As the Civil War’s bloodiest battle entered its third and final day on July 3, 1863, Union First Lieutenant Alonzo Cushing stood on a pivot point of history. The Confederacy had reached its furthest incursion into Union territory, but its forces had been successfully held at bay during the first two days of the Battle of Gettysburg. Now, Confederate General Robert E. Lee had unleashed Pickett’s Charge in a last effort to change the course of the battle and the Civil War itself.
The focal point of the attack, which consisted of a mile-wide line of nearly 13,000 Confederate soldiers, bore down upon Cushing’s battery along a wall on Cemetery Ridge. The 22-year-old Cushing, who had graduated twelfth in his class at the U.S. Military Academy in 1861, had seen action at Bull Run, Antietam, Fredericksburg and Chancellorsville. Nothing, however, prepared him for the carnage of Pickett’s Charge.
Chaos, smoke and death engulfed the six guns and 110 men of Battery A of the 4th United States Artillery under Cushing’s command. When some of his panicked men started to flee to the rear, Cushing pulled out his revolver and threatened any deserter that he would “blow his brains out.” Standing tall in the face of Pickett’s Charge, Cushing peered through his field glasses to direct the fire of his artillery battery when a shell fragment ripped through his shoulder. A second shot tore through his abdomen and groin.

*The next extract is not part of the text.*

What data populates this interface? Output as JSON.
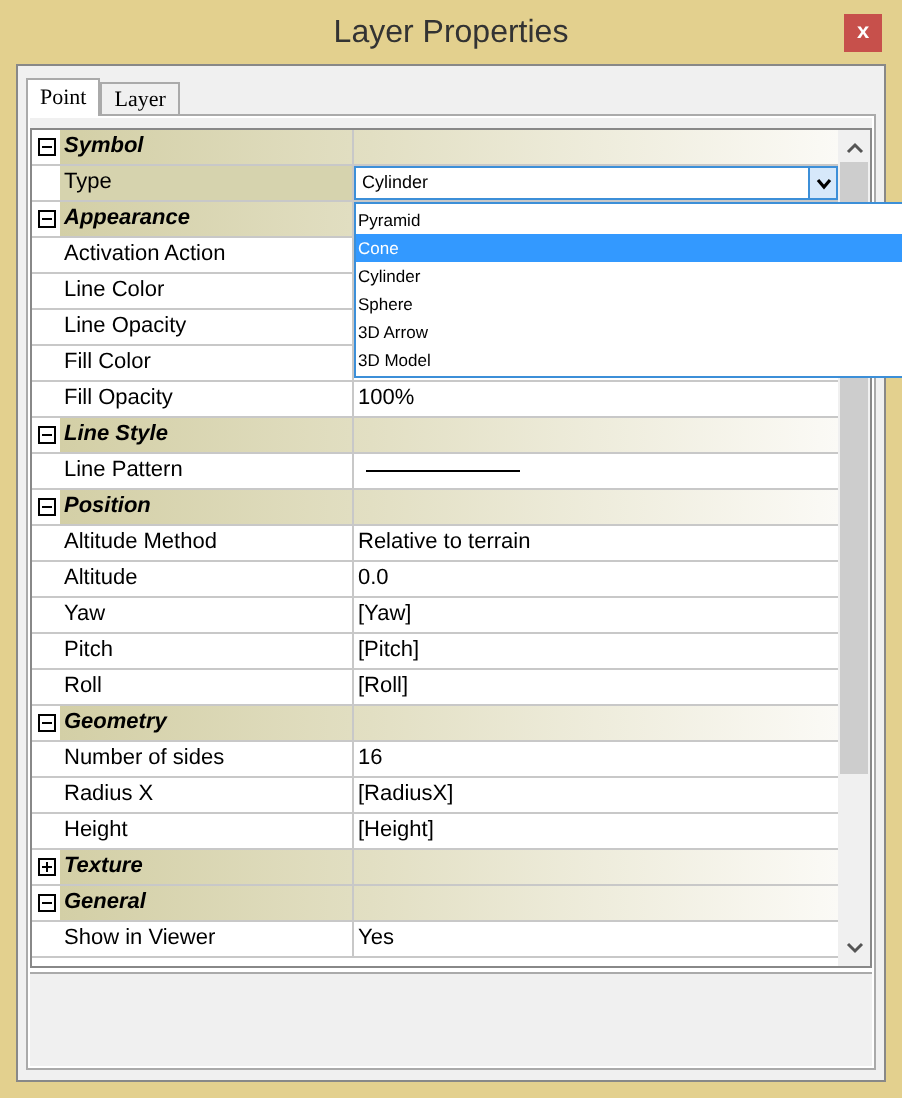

First Sergeant Frederick Füger exhorted his wounded commander to go to the rear, but Cushing refused to abandon his post, saying he would “fight it out, or die in the attempt.” While the Confederates were inflicting considerable casualties, the Union forces were causing even greater damage and opening holes in the enemy lines that would ultimately allow them to win the battle. While bleeding profusely and holding his exposed intestines with his hands, Cushing continued to direct the movement of his lone remaining field piece. As he ordered his men with his weakening voice to keep firing at the advancing Confederate columns, Cushing was struck in the mouth and fell dead beside his gun.
Cushing’s commander, Captain John Hazard, wrote in his battle report that the young lieutenant “especially distinguished himself for his extreme gallantry and bravery, his courage and ability, and his love for his profession.” Cushing received a brevet promotion to lieutenant colonel shortly after his death, but he was ineligible to receive the Medal of Honor, established in 1861 to recognize members of the armed forces who distinguished themselves “conspicuously by gallantry and intrepidity” while fighting enemy forces, because it was not awarded posthumously at that time.
By the time that policy changed decades later, Cushing’s story had become largely lost to history. One of his three brothers who also fought in the Civil War, William, even eclipsed him in fame thanks to his daring nighttime raid that sank the Confederate ironclad CSS Albemarle in 1864. The story of the Gettysburg hero, however, was resurrected by Margaret Zerwekh, who lived in his birthplace of Delafield, Wisconsin, on property once owned by the lieutenant’s father. After researching Cushing’s story, she wrote a letter to Senator William Proxmire in 1987 that promoted the Civil War soldier’s credentials for the Medal of Honor. Since more than five years had passed since Cushing’s death, an act of Congress was required to award him the medal, and Zerwekh campaigned lawmakers for more than two decades before that approval finally came.
The 94-year-old Zerwekh was present at the White House last Thursday when President Barack Obama bestowed the Medal of Honor upon Cushing for distinguishing himself with gallantry above and beyond the call of duty. More than two dozen members of the Cushing family attended the ceremony, including his nearest next of kin, octogenarian Helen Loring Ensign (a cousin, two generations removed), who accepted the award on his behalf. As the citation noted of Cushing, “His gallant stand and fearless leadership inflicted severe casualties upon Confederate forces and opened wide gaps in their lines, directly impacting the Union force’s ability to repel Pickett’s charge.”
More than 3,500 members of the armed forces have received the Medal of Honor, but none has waited longer than Cushing, who is only the second Civil War recipient since 1915. “Sometimes even the most extraordinary stories can get lost in the passage of time,” the president said at the White House ceremony, “and so this medal is a reminder that no matter how long it takes, it is never too late to do the right thing.”